- [PROBLEM DESCRIPTION] Count the lines below that contain the word "Telecom" and give only that number.

- [LISTED RECORDS]

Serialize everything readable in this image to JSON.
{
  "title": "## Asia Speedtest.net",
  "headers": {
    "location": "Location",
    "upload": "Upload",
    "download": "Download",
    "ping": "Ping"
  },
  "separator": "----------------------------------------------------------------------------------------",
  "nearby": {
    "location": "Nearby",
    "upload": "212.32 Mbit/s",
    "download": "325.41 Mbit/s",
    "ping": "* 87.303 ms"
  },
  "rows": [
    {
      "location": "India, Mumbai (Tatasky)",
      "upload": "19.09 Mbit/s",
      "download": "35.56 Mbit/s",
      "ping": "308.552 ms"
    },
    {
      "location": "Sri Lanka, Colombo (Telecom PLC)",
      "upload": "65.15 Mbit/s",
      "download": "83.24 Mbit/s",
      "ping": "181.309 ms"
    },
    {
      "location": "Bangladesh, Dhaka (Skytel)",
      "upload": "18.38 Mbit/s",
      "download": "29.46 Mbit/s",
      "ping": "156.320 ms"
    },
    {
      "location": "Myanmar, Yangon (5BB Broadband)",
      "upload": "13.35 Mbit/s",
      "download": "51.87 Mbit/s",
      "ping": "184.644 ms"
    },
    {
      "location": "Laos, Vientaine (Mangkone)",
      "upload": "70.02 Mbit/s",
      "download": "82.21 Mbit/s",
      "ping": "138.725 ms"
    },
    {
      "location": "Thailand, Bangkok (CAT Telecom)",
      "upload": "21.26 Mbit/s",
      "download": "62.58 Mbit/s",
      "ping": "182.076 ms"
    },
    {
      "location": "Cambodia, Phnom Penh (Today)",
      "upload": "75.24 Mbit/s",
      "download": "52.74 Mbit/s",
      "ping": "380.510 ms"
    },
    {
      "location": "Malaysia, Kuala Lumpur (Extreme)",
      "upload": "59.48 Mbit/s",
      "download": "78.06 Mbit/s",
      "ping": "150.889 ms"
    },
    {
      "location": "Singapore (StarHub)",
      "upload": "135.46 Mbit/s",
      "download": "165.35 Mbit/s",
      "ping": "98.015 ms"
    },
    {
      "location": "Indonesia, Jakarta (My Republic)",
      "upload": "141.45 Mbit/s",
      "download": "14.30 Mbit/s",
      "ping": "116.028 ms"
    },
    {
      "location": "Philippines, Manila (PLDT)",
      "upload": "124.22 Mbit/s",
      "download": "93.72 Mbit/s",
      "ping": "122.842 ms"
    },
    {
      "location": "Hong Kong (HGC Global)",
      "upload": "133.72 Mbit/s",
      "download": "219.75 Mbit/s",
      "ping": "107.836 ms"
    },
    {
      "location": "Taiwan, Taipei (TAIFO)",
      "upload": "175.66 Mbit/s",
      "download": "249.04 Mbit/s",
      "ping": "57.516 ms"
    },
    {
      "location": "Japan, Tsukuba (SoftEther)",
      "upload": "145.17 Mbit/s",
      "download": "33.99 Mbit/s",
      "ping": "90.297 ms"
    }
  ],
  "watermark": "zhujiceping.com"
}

- [EXERCISE SOLUTION] 2